Hence, nothing but a sharp intake of breath can be taken when Alisson Becker is in pain after slipping when taking a goal-kick.
Simon Mignolet was sat somewhere in Bruges, contemplating the vagaries of life choices, chance and fate.
Adrian did nothing wrong when he came on, there were no major causes for alarm and there wasn’t much he could do with the goal he conceded.
A scan will reveal the extent of Alisson’s calf injury, and we hope for only minimal damage—six weeks say the early signs—in the same way we would sweat over a fitness scare for Virgil van Dijk, Andy Robertson, Trent Alexander-Arnold, Mo Salah, Roberto Firmino and Mane.
It isn’t to say that other members of the squad aren’t as important, but that we have options capable of covering for the absences of those other players.
For instance, for a midfield of Jordan Henderson, Fabinho and Gini Wijnaldum, we could just as easily field a midfield of James Milner, Kieta and Oxlade-Chamberlain, while Adam Lallana would still come no nearer getting a game.
The theory of changing an entire Liverpool midfield is, however, laced in disingenuous practicalities. Henderson, playing higher again, is maturing into a marvellous presence. We’d miss him if unavailable for prolonged spell.
Fabinho meanwhile, is just a wonderfully soothing ingredient. When the two collided upon the cusp of the half time whistle, Henderson eventually got up as if it were a mere celebratory chest bump, when it really looked like he should have been nursing broken ribs.
Back in defence, if Joe Gomez isn’t available, we have Joel Matip. While some players seem interchangeable, others feel irreplaceable, despite a plan B being available for all eventualities.
Part of a defence that appears to be playing a higher line, Gomez is becoming the scapegoat for defensive grumblings.
Matip won new fans during the absence of Gomez during the second half of last season, and while the Cameroonian was in possession of the position alongside Van Dijk at the end of 2018/19, it jars for many that he is on the outside looking in as 19/20 begins, especially when added to by Matip’s goalscoring cameo, at Wembley, against Man City.

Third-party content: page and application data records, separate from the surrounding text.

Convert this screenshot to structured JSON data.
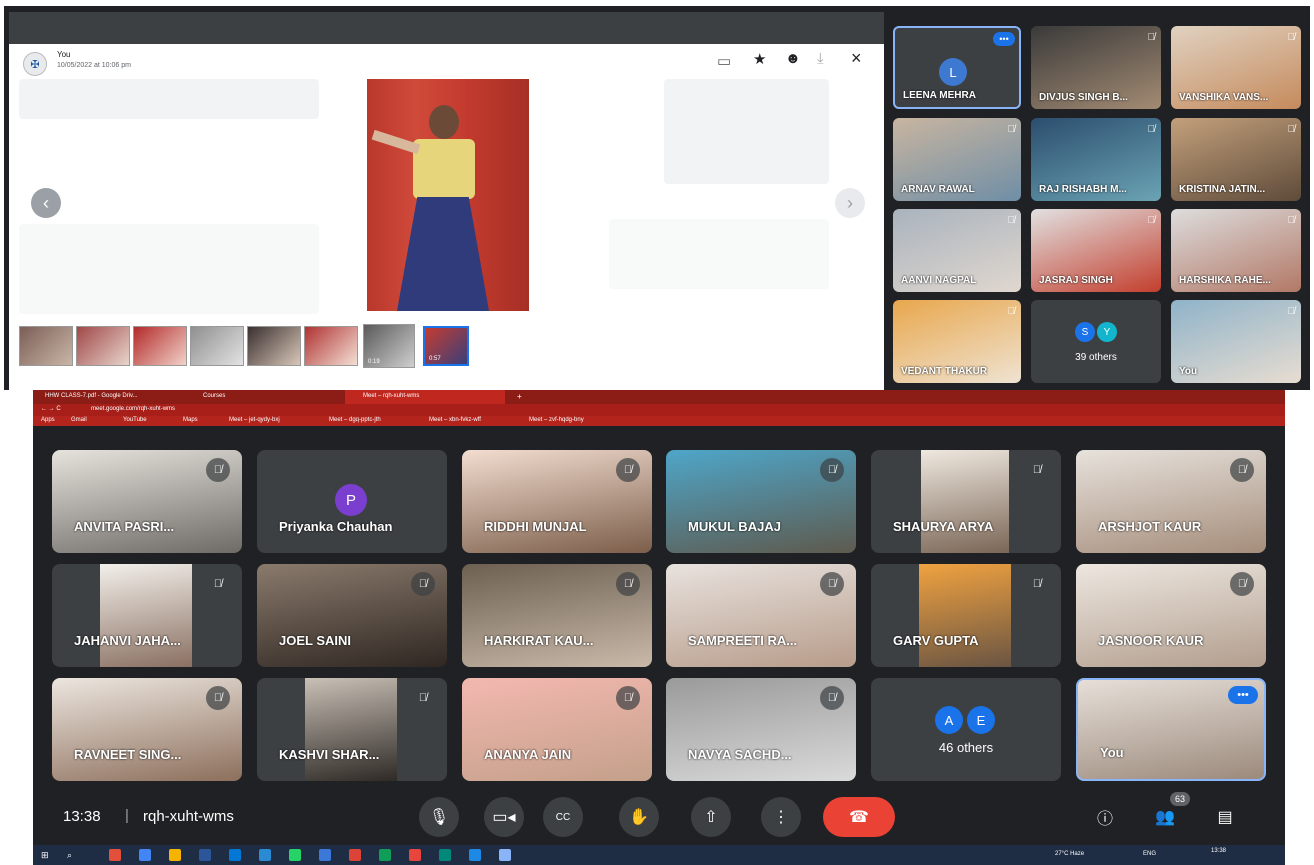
{
  "top": {
    "viewer": {
      "sender": "You",
      "date": "10/05/2022 at 10:06 pm",
      "video_durations": [
        "0:19",
        "0:57"
      ]
    },
    "tiles": [
      {
        "name": "LEENA MEHRA",
        "initial": "L"
      },
      {
        "name": "DIVJUS SINGH B..."
      },
      {
        "name": "VANSHIKA VANS..."
      },
      {
        "name": "ARNAV RAWAL"
      },
      {
        "name": "RAJ RISHABH M..."
      },
      {
        "name": "KRISTINA JATIN..."
      },
      {
        "name": "AANVI NAGPAL"
      },
      {
        "name": "JASRAJ SINGH"
      },
      {
        "name": "HARSHIKA RAHE..."
      },
      {
        "name": "VEDANT THAKUR"
      },
      {
        "name": "39 others",
        "initials": [
          "S",
          "Y"
        ]
      },
      {
        "name": "You"
      }
    ]
  },
  "bottom": {
    "browser": {
      "tabs": [
        "HHW CLASS-7.pdf - Google Driv...",
        "Courses",
        "Meet – rqh-xuht-wms"
      ],
      "url": "meet.google.com/rqh-xuht-wms",
      "bookmarks": [
        "Apps",
        "Gmail",
        "YouTube",
        "Maps",
        "Meet – jet-qydy-bxj",
        "Meet – dgq-pptc-jth",
        "Meet – xbn-fvkz-wff",
        "Meet – zvf-hqdg-bny"
      ]
    },
    "tiles": [
      {
        "name": "ANVITA PASRI..."
      },
      {
        "name": "Priyanka Chauhan",
        "initial": "P"
      },
      {
        "name": "RIDDHI MUNJAL"
      },
      {
        "name": "MUKUL BAJAJ"
      },
      {
        "name": "SHAURYA ARYA"
      },
      {
        "name": "ARSHJOT KAUR"
      },
      {
        "name": "JAHANVI JAHA..."
      },
      {
        "name": "JOEL SAINI"
      },
      {
        "name": "HARKIRAT KAU..."
      },
      {
        "name": "SAMPREETI RA..."
      },
      {
        "name": "GARV GUPTA"
      },
      {
        "name": "JASNOOR KAUR"
      },
      {
        "name": "RAVNEET SING..."
      },
      {
        "name": "KASHVI SHAR..."
      },
      {
        "name": "ANANYA JAIN"
      },
      {
        "name": "NAVYA SACHD..."
      },
      {
        "name": "46 others",
        "initials": [
          "A",
          "E"
        ]
      },
      {
        "name": "You"
      }
    ],
    "controls": {
      "time": "13:38",
      "separator": "|",
      "meeting_code": "rqh-xuht-wms",
      "participant_count": "63"
    },
    "taskbar": {
      "weather": "27°C Haze",
      "lang": "ENG",
      "clock": "13:38"
    }
  },
  "colors": {
    "meet_bg": "#202124",
    "tile_bg": "#3c4043",
    "accent_blue": "#1a73e8",
    "end_call_red": "#ea4335",
    "browser_red": "#a81e19"
  }
}
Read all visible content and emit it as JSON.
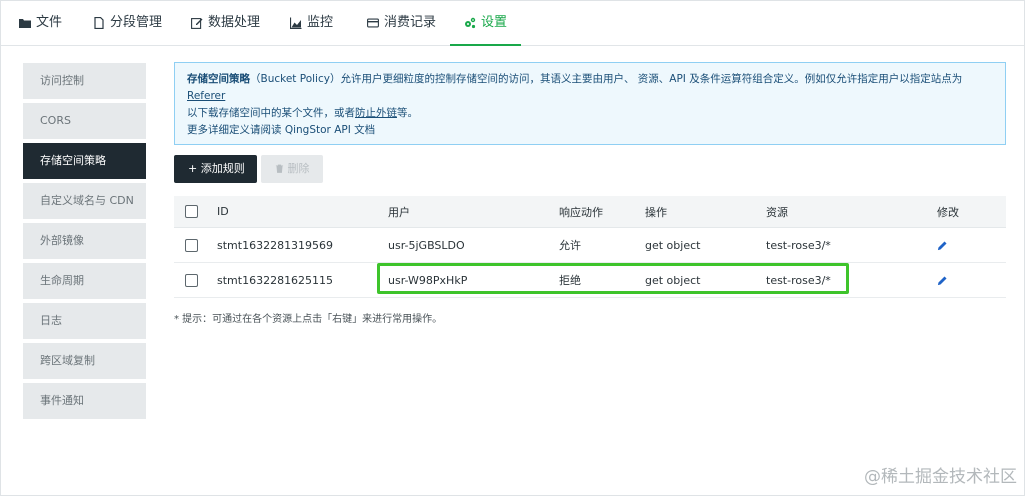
{
  "tabs": [
    {
      "label": "文件",
      "icon": "folder-icon"
    },
    {
      "label": "分段管理",
      "icon": "file-icon"
    },
    {
      "label": "数据处理",
      "icon": "edit-icon"
    },
    {
      "label": "监控",
      "icon": "area-chart-icon"
    },
    {
      "label": "消费记录",
      "icon": "card-icon"
    },
    {
      "label": "设置",
      "icon": "gears-icon",
      "active": true
    }
  ],
  "sidebar": {
    "items": [
      {
        "label": "访问控制"
      },
      {
        "label": "CORS"
      },
      {
        "label": "存储空间策略",
        "active": true
      },
      {
        "label": "自定义域名与 CDN"
      },
      {
        "label": "外部镜像"
      },
      {
        "label": "生命周期"
      },
      {
        "label": "日志"
      },
      {
        "label": "跨区域复制"
      },
      {
        "label": "事件通知"
      }
    ]
  },
  "info": {
    "title": "存储空间策略",
    "text1": "（Bucket Policy）允许用户更细粒度的控制存储空间的访问，其语义主要由用户、 资源、API 及条件运算符组合定义。例如仅允许指定用户以指定站点为",
    "link_referer": "Referer",
    "text2": "以下载存储空间中的某个文件，或者",
    "link_hotlink": "防止外链",
    "text3": "等。",
    "more": "更多详细定义请阅读 QingStor API 文档"
  },
  "toolbar": {
    "add_label": "+ 添加规则",
    "delete_label": "删除"
  },
  "table": {
    "headers": {
      "id": "ID",
      "user": "用户",
      "action": "响应动作",
      "operation": "操作",
      "resource": "资源",
      "edit": "修改"
    },
    "rows": [
      {
        "id": "stmt1632281319569",
        "user": "usr-5jGBSLDO",
        "action": "允许",
        "operation": "get object",
        "resource": "test-rose3/*"
      },
      {
        "id": "stmt1632281625115",
        "user": "usr-W98PxHkP",
        "action": "拒绝",
        "operation": "get object",
        "resource": "test-rose3/*"
      }
    ]
  },
  "hint": "* 提示：可通过在各个资源上点击「右键」来进行常用操作。",
  "watermark": "@稀土掘金技术社区",
  "colors": {
    "accent": "#19a84a",
    "dark": "#1f2a32",
    "highlight": "#3ec42b",
    "info_border": "#8fcff3"
  }
}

Either way, a little less freedom around the back of our defence for opposing teams would be favourable. A higher defence comes with benefits and at a price. The faces of the squad may not have changed vastly, but the on-pitch set up has been adjusted. Jurgen Klopp will want further evolution to his team this season.
Losing the Second Half
As ever, the demands on Liverpool are for perfection.
A 4-1 victory on the opening night should be warmly embraced, however. Some tried to point-score by pointing out that we lost the second half—a concept a sad as compiling how league tables would look if played out over the course of a calendar year.
Norwich froze after the manner of the opening goal and we danced home three more. Had the second half began with the fifth goal it should have done, we could have run in six or seven by the end.
Relaxation eventually kicked in for the visitors and they showed a few signs of the football they played in running away with last season’s Championship. They will give us a tougher game at Carrow Road and they might just take a few valuable points off our fellow ‘big six’ rivals throughout the campaign.
There is no reason they can’t follow the path Wolves took last season, in prospering via a pleasing style of football.
Klopp was correct in his assessment that we played well for the first 60 minutes, before relinquishing control. We were, however, a team refreshed when Mane came on, to skip past all-comers.
Are Super Cups Really That Super?
A lamentable trip to Istanbul for the chance to collect a trinket of a trophy on Wednesday it is then. The European version of the Community Shield, it is akin to one last pre-season friendly, despite the real deal having now begun.
It is the first Premier League away-day of the campaign that is more important in the week ahead, rather than the midweek distraction against Chelsea. Southampton will mean business.
While you’re here…If you like the words I write, then you might just like this book I’ve written about the European Cup Winners’ Cup, which is being released in six weeks time, yet is available to pre-order here.